Photo/Illutration Kitasato University in Tokyo’s Minato Ward (Asahi Shimbun file photo)

The first study of its kind has revealed how much a COVID-19 patient’s risk of requiring hospitalization or developing serious symptoms increases when four key risk factors are combined.

Those factors are being 65 or older, male, obese, or having type 2 diabetes.

A research team from Kitasato University analyzed the electronic medical records of about 28,000 patients who were infected with the new coronavirus between January and November 2020 in the United States. 

The study analyzed patients that had overlapping risk factors and found the more that patients had, the more likely they needed to be hospitalized.

The rate of COVID-19 patients exhibiting just one of the risk factors who required hospitalization tripled compared to people who had none. The rate of patients with all four risk factors who were hospitalized was about 19 times higher than those with none.

The rate of patients with one risk factor who developed serious symptoms and needed to be treated in intensive care units increased threefold.

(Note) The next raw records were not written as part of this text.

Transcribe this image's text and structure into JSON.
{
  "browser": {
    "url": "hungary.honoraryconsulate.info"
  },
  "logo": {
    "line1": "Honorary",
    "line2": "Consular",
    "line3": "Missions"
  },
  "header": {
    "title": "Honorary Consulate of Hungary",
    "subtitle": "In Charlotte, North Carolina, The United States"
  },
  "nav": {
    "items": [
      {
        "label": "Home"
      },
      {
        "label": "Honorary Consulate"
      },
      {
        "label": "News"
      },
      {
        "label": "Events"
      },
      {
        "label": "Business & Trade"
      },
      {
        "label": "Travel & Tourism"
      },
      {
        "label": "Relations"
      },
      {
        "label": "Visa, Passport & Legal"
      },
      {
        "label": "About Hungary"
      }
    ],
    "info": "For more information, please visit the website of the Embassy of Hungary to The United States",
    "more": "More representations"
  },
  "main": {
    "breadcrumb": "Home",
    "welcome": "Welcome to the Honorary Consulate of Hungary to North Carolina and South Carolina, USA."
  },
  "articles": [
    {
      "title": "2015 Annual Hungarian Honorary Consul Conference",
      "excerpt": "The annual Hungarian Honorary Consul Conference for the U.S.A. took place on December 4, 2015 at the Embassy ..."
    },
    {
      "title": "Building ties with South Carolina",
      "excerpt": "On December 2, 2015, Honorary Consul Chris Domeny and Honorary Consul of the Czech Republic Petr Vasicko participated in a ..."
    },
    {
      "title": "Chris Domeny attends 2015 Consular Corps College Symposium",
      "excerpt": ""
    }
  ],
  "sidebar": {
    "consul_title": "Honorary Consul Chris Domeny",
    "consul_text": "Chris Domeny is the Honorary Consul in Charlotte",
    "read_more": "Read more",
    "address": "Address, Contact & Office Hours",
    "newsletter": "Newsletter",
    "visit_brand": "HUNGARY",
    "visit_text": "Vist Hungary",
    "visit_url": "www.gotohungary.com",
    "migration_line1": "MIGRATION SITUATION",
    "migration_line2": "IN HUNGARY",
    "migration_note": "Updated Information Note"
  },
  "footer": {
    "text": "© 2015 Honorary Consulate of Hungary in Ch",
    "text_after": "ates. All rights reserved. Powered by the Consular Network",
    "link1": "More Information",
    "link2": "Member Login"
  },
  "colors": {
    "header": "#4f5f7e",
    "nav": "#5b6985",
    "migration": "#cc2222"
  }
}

The rate of patients with two risk factors was 15 times higher, three risk factors was 38 times higher, and all four of the risk factors was a staggering 56 times higher.

The researchers hope their findings will lead to better prediction and prevention of the development of serious symptoms.

The study defined obesity as having a BMI (body-mass index) 30 or higher, using the same standard that the United States adopts.